At the McCarren Park Greenmarket a few years ago, I overheard a woman getting an earful over the phone for suggesting a purchase of non-organic apple cider for a child’s party. She tried to speak up for the local orchard selling cider right there in the market, but this was in the middle of the great apple juice arsenic scare of 2011 and so she lost that battle.
Which is too bad, because the orchard in question was a low-spray orchard that takes a thoughtful approach to integrated pest management. Whatever organic juice the woman bought instead was likely trucked from the other side of the country or even farther away, which has an environmental impact just like pesticides do. And though it may have been organic, it still may not have been as responsibly grown as the cider she was forced to pass up. read more »
On cool nights in Brooklyn, I loved laying in bed with the windows open. I would drift to sleep and sometimes be startled out of it by the conversational mumbles of the late dinner crowd coming out of the restaurants and planning their next moves, the nightly din-to-shrill crescendo of the bar out back, and the wall of taxis laying on their horns as they came down Havemeyer on weekend nights at twelve thirty, and again at two. When the loudest sounds ebbed, I’d hear bits of conversation, laughing, music floating by, and would sit in bed and love that I could hear all this life happening from right there in my bedroom. And if the moon was also shining in the window, as it did this time of year, well, what else could you want?

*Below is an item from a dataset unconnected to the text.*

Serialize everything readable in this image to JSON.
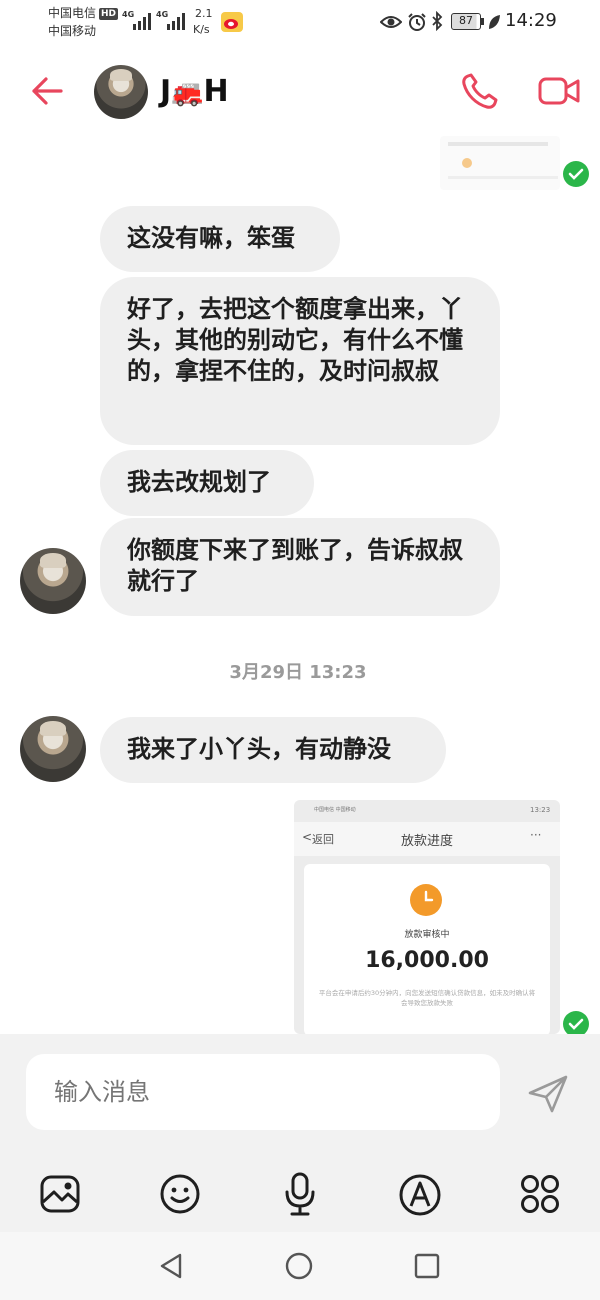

The Virginia nights offer a different symphony. read more »
My productivity experienced a precipitous decline coincident with both the end of the school year and the advent of days topping the ninety degree mark. Correlation isn’t causation, but I think it’s safe to jump to a few conclusions here.
A bright spot, though, has been the family dinner, which needs much less in the way of labor during the summer. read more »
Summer’s grace has descended here in Virginia. The seventeen-year cicadas are gone, but regular old ones hiss from the lush green trees, fireflies dot the evenings, and the first fruits and vegetables are ripening in our tiny garden. We’ve had a stretch of rainy days, and that’s felt right––a sort of nature-imposed time of reflection just ahead of the season of sweltering abundance.
And the tomatoes have arrived. read more »
This weekend I had a lesson about the things food cannot do. Sometimes, no matter how many pancakes, or sweet apples, or pieces of homemade fried chicken and coconut pie there are, things are going to go off the rails. Tired and cranky can trump even the crispiest breading, even the flakiest dough. Sometimes, kids are gonna be kids and there’s nothing you can do about it. read more »
The internet is full of big, amazing people. People whose cakes are frosted perfectly, people whose children don’t spill yogurt down the front of their shirt at lunch, people who stroll around the city and don’t even care that their suede shoes are getting ruined in the puddles because it’s not a big deal to buy another pair. We are not those people. There’s something in the air lately–real life, real blogging, real talk, real food. I like that. Especially because I don’t stand a chance of ever being one of those big, amazing types. Our life is messy, hopelessly real, and very far from perfect. read more »